#### MATERIAL PROVIDED:
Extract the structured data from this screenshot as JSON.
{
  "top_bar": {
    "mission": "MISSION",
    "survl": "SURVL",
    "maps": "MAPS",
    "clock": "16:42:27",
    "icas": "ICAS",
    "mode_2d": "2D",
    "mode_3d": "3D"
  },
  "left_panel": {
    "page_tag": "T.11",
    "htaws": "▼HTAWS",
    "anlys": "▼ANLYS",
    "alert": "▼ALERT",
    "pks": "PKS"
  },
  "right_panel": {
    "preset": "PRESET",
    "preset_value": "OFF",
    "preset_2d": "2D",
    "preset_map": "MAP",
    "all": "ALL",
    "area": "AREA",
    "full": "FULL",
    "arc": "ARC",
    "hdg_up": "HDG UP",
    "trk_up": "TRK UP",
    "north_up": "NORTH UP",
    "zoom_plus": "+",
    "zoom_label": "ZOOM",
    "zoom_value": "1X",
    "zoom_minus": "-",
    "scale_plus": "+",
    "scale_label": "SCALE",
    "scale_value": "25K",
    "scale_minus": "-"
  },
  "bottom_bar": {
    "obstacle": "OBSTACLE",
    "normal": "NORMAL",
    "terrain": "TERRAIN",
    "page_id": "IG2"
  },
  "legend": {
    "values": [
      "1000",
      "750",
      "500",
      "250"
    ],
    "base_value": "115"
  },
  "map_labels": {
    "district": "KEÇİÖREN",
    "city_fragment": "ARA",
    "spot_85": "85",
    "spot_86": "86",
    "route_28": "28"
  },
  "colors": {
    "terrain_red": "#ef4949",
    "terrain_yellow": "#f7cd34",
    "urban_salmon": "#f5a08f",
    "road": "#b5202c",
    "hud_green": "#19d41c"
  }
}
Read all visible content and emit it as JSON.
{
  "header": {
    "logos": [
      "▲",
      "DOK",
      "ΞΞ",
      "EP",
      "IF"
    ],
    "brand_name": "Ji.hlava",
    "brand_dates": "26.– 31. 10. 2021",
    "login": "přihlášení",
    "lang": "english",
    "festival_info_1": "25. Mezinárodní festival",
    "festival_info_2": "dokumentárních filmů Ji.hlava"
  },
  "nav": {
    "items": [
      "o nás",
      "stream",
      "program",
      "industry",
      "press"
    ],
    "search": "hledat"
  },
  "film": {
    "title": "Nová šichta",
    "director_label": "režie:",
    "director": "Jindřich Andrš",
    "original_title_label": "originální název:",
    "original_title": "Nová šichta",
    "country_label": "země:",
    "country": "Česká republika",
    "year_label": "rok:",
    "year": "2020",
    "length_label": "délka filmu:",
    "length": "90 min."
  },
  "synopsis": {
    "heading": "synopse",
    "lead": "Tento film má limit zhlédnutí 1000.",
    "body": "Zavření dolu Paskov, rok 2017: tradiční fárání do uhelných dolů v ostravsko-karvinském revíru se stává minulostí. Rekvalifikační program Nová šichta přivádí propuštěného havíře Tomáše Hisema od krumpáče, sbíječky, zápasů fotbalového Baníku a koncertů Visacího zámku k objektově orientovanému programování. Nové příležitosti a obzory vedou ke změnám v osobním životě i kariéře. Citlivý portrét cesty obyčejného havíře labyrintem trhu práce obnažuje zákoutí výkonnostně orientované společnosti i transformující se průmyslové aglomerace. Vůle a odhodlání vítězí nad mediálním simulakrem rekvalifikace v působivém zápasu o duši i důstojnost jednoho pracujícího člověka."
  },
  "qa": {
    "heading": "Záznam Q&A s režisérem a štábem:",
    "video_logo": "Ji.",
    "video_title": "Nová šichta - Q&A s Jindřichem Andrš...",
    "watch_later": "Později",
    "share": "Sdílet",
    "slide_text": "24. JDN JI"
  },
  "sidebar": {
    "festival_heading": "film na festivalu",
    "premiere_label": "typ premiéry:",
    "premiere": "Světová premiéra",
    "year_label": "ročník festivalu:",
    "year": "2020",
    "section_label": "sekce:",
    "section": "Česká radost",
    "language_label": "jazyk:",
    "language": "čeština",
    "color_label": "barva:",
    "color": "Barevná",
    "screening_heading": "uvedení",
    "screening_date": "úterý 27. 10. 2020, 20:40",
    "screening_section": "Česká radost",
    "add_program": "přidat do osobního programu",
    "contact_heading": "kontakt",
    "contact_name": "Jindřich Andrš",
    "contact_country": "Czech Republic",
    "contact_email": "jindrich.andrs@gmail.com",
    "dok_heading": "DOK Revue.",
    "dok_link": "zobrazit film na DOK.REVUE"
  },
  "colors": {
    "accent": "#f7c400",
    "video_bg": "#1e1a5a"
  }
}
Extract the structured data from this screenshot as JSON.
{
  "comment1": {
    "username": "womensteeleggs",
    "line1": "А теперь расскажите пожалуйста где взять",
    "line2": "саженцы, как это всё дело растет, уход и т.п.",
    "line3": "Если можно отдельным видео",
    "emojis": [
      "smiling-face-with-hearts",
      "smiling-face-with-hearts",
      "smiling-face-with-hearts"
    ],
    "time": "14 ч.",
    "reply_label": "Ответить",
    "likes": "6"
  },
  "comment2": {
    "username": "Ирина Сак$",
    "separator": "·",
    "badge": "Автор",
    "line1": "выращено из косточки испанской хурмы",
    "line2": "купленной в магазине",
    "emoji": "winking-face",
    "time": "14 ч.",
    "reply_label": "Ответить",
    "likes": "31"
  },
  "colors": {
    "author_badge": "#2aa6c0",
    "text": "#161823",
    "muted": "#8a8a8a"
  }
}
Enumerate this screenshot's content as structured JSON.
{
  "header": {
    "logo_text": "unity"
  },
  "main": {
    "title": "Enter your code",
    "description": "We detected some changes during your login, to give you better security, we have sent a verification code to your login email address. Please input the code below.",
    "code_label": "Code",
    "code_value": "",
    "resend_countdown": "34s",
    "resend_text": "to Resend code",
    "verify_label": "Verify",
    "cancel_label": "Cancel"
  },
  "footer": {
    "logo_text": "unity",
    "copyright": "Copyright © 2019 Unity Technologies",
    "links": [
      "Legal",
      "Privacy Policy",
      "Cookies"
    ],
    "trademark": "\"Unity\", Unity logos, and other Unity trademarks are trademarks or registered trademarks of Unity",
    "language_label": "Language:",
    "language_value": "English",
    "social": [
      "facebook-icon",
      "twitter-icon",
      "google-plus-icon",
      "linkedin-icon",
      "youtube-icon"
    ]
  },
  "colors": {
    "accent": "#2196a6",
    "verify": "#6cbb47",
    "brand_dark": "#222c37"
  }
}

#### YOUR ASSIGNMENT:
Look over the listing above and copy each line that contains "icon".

#### ANSWER TO THIS PROBLEM:
      "facebook-icon",
      "twitter-icon",
      "google-plus-icon",
      "linkedin-icon",
      "youtube-icon"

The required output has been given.